#### INFORMATION GIVEN ####
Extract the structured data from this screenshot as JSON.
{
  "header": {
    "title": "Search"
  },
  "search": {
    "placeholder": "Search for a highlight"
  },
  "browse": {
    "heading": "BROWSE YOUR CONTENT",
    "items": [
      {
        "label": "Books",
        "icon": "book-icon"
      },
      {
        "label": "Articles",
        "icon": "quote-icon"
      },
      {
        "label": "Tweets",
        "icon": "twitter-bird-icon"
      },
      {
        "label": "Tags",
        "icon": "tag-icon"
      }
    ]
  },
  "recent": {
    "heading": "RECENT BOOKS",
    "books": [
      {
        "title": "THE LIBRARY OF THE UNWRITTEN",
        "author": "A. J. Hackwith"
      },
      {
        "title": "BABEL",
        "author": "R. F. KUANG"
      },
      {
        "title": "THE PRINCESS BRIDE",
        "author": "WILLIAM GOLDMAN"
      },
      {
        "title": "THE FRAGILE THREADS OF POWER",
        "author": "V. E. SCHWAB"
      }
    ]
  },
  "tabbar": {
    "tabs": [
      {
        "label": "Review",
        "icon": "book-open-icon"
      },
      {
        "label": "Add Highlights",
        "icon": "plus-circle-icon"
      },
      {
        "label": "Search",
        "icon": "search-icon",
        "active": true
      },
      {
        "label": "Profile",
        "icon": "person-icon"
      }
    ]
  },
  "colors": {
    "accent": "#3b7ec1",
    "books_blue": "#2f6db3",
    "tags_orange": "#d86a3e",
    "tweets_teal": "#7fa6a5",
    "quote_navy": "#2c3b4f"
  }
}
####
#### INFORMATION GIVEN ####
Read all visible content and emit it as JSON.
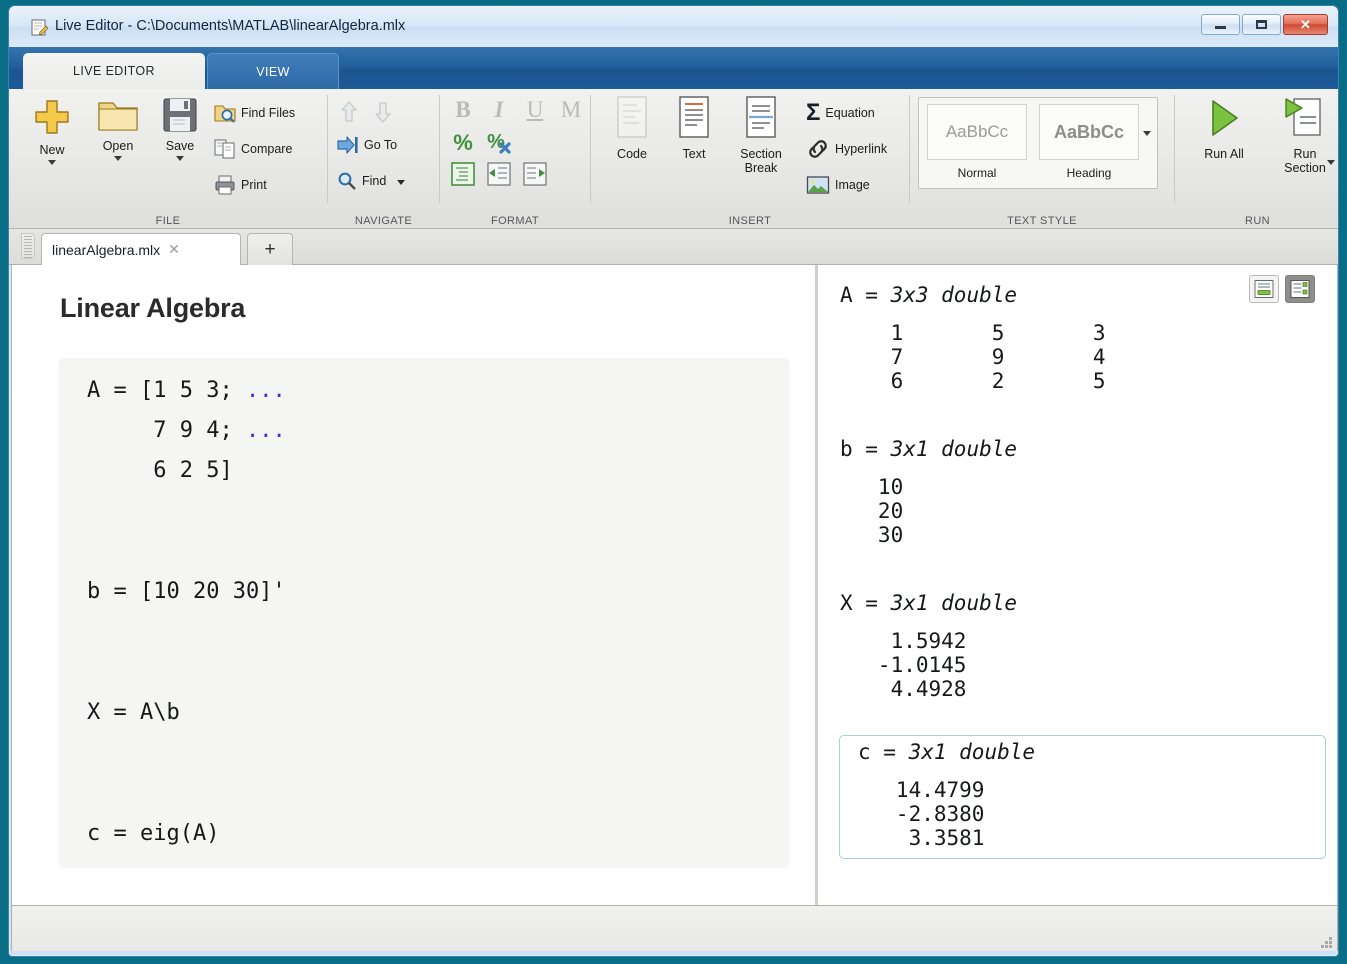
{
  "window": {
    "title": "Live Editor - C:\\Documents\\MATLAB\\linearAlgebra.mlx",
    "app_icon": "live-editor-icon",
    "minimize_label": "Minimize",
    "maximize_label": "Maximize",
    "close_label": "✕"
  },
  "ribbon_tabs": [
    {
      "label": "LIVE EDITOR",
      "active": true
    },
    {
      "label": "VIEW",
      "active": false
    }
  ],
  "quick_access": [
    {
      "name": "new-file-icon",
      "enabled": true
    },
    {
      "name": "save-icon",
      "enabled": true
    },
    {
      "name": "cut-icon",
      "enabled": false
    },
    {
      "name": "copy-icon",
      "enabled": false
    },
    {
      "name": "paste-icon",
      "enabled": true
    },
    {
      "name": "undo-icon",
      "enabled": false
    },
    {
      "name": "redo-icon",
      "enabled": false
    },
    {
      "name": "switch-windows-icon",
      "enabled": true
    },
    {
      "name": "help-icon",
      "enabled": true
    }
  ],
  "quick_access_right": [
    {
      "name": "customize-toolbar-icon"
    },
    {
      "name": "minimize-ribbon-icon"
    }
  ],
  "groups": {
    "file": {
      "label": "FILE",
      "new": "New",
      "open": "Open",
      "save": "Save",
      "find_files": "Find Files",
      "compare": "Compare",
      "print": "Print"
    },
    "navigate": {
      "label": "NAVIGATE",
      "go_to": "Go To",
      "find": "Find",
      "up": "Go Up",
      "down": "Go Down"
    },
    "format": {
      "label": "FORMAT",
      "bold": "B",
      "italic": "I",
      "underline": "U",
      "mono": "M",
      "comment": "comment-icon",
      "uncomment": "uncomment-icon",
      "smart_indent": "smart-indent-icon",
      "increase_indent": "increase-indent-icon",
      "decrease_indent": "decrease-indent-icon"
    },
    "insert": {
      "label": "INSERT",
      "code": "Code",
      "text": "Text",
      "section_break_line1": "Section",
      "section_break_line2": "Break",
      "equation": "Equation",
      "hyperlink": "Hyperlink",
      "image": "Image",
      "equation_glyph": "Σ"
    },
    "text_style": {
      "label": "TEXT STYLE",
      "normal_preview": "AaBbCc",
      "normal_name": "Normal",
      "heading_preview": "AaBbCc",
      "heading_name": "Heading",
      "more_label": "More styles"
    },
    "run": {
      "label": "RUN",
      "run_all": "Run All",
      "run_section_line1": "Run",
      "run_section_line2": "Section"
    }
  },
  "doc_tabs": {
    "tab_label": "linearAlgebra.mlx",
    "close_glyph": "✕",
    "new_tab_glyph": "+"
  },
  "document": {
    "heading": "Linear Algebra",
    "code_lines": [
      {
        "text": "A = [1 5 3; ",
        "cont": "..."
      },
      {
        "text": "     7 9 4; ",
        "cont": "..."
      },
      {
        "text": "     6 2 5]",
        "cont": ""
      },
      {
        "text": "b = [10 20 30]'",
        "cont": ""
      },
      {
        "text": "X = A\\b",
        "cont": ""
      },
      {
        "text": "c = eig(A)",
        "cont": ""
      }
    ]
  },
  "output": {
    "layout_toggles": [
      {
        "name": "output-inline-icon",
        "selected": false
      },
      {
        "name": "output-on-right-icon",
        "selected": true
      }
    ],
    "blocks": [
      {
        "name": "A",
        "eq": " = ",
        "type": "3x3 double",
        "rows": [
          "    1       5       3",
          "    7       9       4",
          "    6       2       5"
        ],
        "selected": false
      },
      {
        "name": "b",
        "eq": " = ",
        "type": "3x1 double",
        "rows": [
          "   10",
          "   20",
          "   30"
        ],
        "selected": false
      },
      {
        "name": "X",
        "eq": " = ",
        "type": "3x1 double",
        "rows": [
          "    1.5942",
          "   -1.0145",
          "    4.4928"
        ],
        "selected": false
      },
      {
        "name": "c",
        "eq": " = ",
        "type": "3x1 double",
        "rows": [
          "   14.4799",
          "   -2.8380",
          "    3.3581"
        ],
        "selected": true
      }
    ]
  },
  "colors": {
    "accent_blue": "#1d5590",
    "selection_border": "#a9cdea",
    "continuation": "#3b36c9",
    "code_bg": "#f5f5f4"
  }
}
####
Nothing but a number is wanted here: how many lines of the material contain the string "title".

6